> EXERCISE REQUIREMENTS:
Give back every entry in full, exactly as it reads.

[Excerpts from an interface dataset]
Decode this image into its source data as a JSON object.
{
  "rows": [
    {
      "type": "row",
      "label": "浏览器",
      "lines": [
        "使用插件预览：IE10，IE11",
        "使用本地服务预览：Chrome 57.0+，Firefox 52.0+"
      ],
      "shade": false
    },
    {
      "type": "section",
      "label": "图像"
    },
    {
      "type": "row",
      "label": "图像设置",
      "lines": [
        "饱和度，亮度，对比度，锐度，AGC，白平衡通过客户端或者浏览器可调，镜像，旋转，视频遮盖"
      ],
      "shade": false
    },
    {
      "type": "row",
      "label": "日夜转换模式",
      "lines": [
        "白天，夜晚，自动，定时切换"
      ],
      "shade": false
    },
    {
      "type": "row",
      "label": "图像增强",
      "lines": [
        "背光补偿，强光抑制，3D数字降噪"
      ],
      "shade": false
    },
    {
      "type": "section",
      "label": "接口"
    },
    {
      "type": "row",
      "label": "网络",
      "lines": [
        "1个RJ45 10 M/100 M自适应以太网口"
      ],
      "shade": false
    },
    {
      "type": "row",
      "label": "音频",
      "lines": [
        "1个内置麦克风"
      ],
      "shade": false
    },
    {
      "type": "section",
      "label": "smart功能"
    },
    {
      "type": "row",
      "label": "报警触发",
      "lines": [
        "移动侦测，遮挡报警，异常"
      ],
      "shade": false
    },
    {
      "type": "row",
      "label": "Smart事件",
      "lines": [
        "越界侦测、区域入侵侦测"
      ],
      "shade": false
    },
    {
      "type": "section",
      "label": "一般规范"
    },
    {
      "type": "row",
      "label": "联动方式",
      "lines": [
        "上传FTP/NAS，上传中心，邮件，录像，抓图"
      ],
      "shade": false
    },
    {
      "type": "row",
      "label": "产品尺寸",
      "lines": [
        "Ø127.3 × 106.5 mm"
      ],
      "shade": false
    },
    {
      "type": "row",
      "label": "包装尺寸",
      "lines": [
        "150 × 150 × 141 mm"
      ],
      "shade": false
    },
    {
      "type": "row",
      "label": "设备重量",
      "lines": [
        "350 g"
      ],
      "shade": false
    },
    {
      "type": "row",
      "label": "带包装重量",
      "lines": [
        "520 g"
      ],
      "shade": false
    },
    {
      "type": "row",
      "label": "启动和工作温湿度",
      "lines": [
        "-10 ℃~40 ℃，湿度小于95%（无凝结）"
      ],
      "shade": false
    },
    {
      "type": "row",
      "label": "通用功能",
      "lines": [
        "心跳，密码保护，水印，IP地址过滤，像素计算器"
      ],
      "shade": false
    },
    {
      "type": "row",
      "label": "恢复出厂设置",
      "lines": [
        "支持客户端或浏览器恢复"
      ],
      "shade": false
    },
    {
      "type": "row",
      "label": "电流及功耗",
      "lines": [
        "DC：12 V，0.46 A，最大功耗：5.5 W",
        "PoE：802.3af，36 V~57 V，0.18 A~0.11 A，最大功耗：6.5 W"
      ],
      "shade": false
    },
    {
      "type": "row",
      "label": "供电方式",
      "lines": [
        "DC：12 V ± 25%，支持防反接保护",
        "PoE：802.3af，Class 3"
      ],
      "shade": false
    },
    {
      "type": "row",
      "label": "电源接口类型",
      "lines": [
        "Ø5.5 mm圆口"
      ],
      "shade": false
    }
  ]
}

> TASK SOLUTION:
Decode this image into its source data as a JSON object.
{
  "rows": [
    {
      "type": "row",
      "label": "浏览器",
      "lines": [
        "使用插件预览：IE10，IE11",
        "使用本地服务预览：Chrome 57.0+，Firefox 52.0+"
      ],
      "shade": false
    },
    {
      "type": "section",
      "label": "图像"
    },
    {
      "type": "row",
      "label": "图像设置",
      "lines": [
        "饱和度，亮度，对比度，锐度，AGC，白平衡通过客户端或者浏览器可调，镜像，旋转，视频遮盖"
      ],
      "shade": false
    },
    {
      "type": "row",
      "label": "日夜转换模式",
      "lines": [
        "白天，夜晚，自动，定时切换"
      ],
      "shade": false
    },
    {
      "type": "row",
      "label": "图像增强",
      "lines": [
        "背光补偿，强光抑制，3D数字降噪"
      ],
      "shade": false
    },
    {
      "type": "section",
      "label": "接口"
    },
    {
      "type": "row",
      "label": "网络",
      "lines": [
        "1个RJ45 10 M/100 M自适应以太网口"
      ],
      "shade": false
    },
    {
      "type": "row",
      "label": "音频",
      "lines": [
        "1个内置麦克风"
      ],
      "shade": false
    },
    {
      "type": "section",
      "label": "smart功能"
    },
    {
      "type": "row",
      "label": "报警触发",
      "lines": [
        "移动侦测，遮挡报警，异常"
      ],
      "shade": false
    },
    {
      "type": "row",
      "label": "Smart事件",
      "lines": [
        "越界侦测、区域入侵侦测"
      ],
      "shade": false
    },
    {
      "type": "section",
      "label": "一般规范"
    },
    {
      "type": "row",
      "label": "联动方式",
      "lines": [
        "上传FTP/NAS，上传中心，邮件，录像，抓图"
      ],
      "shade": false
    },
    {
      "type": "row",
      "label": "产品尺寸",
      "lines": [
        "Ø127.3 × 106.5 mm"
      ],
      "shade": false
    },
    {
      "type": "row",
      "label": "包装尺寸",
      "lines": [
        "150 × 150 × 141 mm"
      ],
      "shade": false
    },
    {
      "type": "row",
      "label": "设备重量",
      "lines": [
        "350 g"
      ],
      "shade": false
    },
    {
      "type": "row",
      "label": "带包装重量",
      "lines": [
        "520 g"
      ],
      "shade": false
    },
    {
      "type": "row",
      "label": "启动和工作温湿度",
      "lines": [
        "-10 ℃~40 ℃，湿度小于95%（无凝结）"
      ],
      "shade": false
    },
    {
      "type": "row",
      "label": "通用功能",
      "lines": [
        "心跳，密码保护，水印，IP地址过滤，像素计算器"
      ],
      "shade": false
    },
    {
      "type": "row",
      "label": "恢复出厂设置",
      "lines": [
        "支持客户端或浏览器恢复"
      ],
      "shade": false
    },
    {
      "type": "row",
      "label": "电流及功耗",
      "lines": [
        "DC：12 V，0.46 A，最大功耗：5.5 W",
        "PoE：802.3af，36 V~57 V，0.18 A~0.11 A，最大功耗：6.5 W"
      ],
      "shade": false
    },
    {
      "type": "row",
      "label": "供电方式",
      "lines": [
        "DC：12 V ± 25%，支持防反接保护",
        "PoE：802.3af，Class 3"
      ],
      "shade": false
    },
    {
      "type": "row",
      "label": "电源接口类型",
      "lines": [
        "Ø5.5 mm圆口"
      ],
      "shade": false
    }
  ]
}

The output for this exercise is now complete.